by Alexander Rubinstein and Max Blumenthal, MintPress News:
With strategically placed donations, Omidyar has placed himself in the rare position of being able to support both the national security state and at least part of its self-proclaimed opposition. In the eyes of the former element, that might be precisely what makes him so valuable.
This is the concluding part of our series exploring billionaire eBay founder Pierre Omidyar’s broad sweep of influence over global media and surveillance enterprises. Part 1 examined Omidyar’s use of investment to build a vast and tangled web of influence in NGOs and media outlets around the world; Part 2 illuminated his involvement with regime-change networks and the surveillance state.
Flinging accusations of cultism while funding the Dalai Lama
Since pumping $100 million into a network of news outlets, fact-checking sites, film projects and press-advocacy groups, Pierre Omidyar has emerged as one of the most quietly influential media funders in the country. All along, he has kept out of the spotlight, avoiding the scrutiny and attack campaigns that have followed other politically influential oligarchs like Jeff Bezos and George Soros.
Omidyar lives in Honolulu, Hawaii, far from the American mainland. From there, he courts famous gurus and wields his media empire against a Hawaiian lawmaker who has emerged as the most outspoken opponent of the national security state and its militaristic agenda.
The billionaire’s target is Rep. Tulsi Gabbard (D-HI), a military veteran and member of Congress from Omidyar’s primary state of residence, Hawaii. Gabbard recently announced a long-shot campaign for the White House centered on mobilizing opposition to U.S. regime-change wars and interventionism.
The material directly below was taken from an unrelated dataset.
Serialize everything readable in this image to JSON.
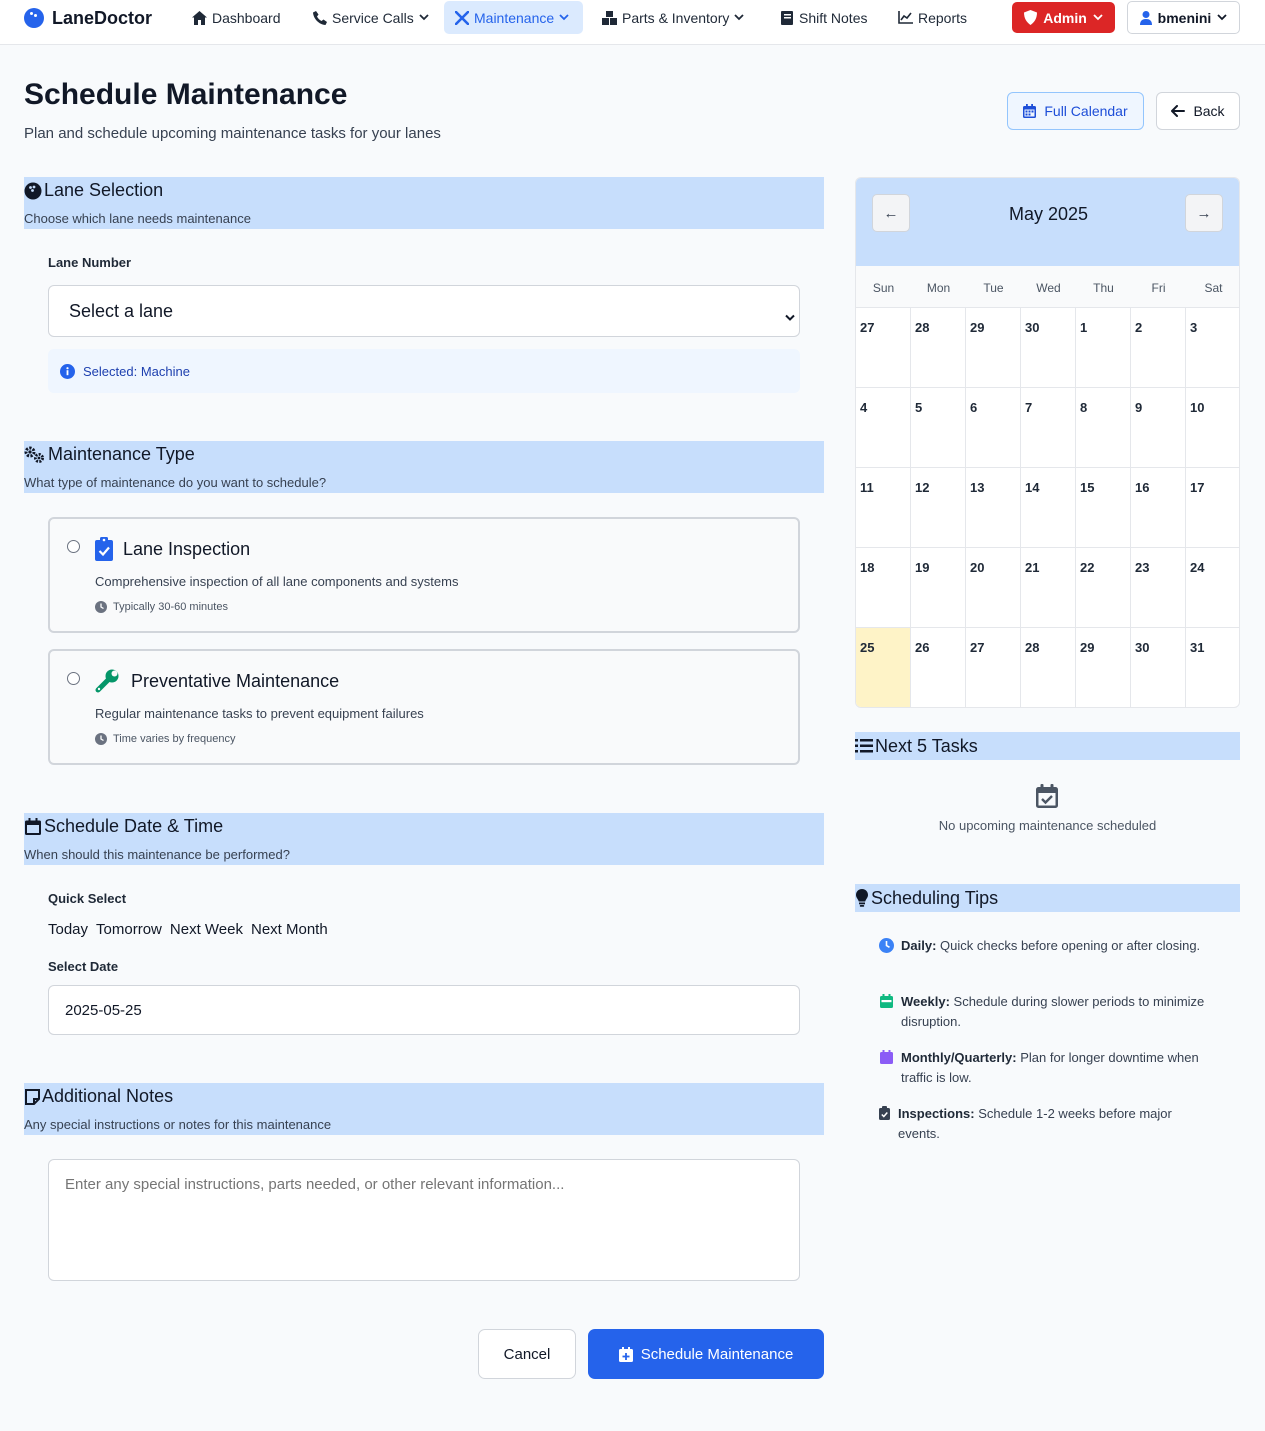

Mark Ames, co-host of the Radio War Nerd podcast and former editor of The eXile, who produced a series of investigations on Omidyar’s media activities, described the billionaire’s attacks on Gabbard as “very particular to Hawaiian politics and Omidyar’s love for the military-intelligence world. If you chart their respective political trajectories,” Ames continued, “you’ll see that Tulsi [Gabbard] has learned from her past mistakes and moved left on major issues, while Omidyar has moved gradually to the right — which is where he was already aligned overseas.”
This December, The Intercept published an article entitled, “Tulsi Gabbard is a rising progressive star, despite her support for Hindu nationalists.” It was one in a long series of sharply critical piecesleveled at Gabbard by Omidyar-backed publications. Omidyar’s local Hawaiian outlet, the Honolulu Civil Beat, promptly re-published the article.
This article homed in on Gabbard’s relationship with American supporters of Narendra Modi, the prime minister of India and leader of a party, the BJP, that has stoked lethally violent attacks on Muslims in the past. The article based its case partly on the arguably bigoted assertion that Gabbard had many donors with “names that are of Hindu origin.” It noted only in passing that Gabbard had recused herself from attending the 2018 World Hindu Congress, a gathering that has been criticized as a global hub of Hindu nationalism. Three weeks after publishing the article, The Interceptpublished an apology for “a parenthetical sentence about donations to Tulsi Gabbard from individuals with names of Hindu origin, as identified by an expert.”
The Intercept has rescinded and apologized for a clause in its recent article on Tulsi Gabbard which cast as nefarious the fact that many of her donors had "names that are of Hindu origin" (see: https://t.co/7macOVFCU7). Still a huge, troubling blunder. https://t.co/4H7FbbCtkd pic.twitter.com/5rk5YsA6vu
— Michael Tracey (@mtracey) 27 January 2019
One local resident griped a few years ago about two articles published on the same day in Civil Beat in 2015 that tied Gabbard to Modi and the BJP, and another that profiled “rumors” of Gabbard’s involvement with a group it paints as an even more cultish offshoot of the Hare Krishna movement called the “Science of Identity Foundation.”
That Omidyar’s outlets publish so much material criticizing Gabbard on the basis of her connections to the BJP raises serious questions of hypocrisy. Jayant Sinha, a former member of Omidyar’s five-member global executive committee and managing director for the Omidyar Network’s India branch (whose shady financial practices were detailed in the Panama Papers), is a member of Modi’s cabinet and oversaw the effort to put Modi in power while heading the Omidyar Network in India. Sinha, in fact, used Omidyar’s funding to bankroll a series of anti-corruption campaigns through local NGOs that helped subvert the Indian public’s faith in the ruling center-left Congress Party. In July, Sinha honored eight men who were convicted of lynching a Muslim cattle trader by placing wreaths of marigolds over their heads after they were bailed out of prison.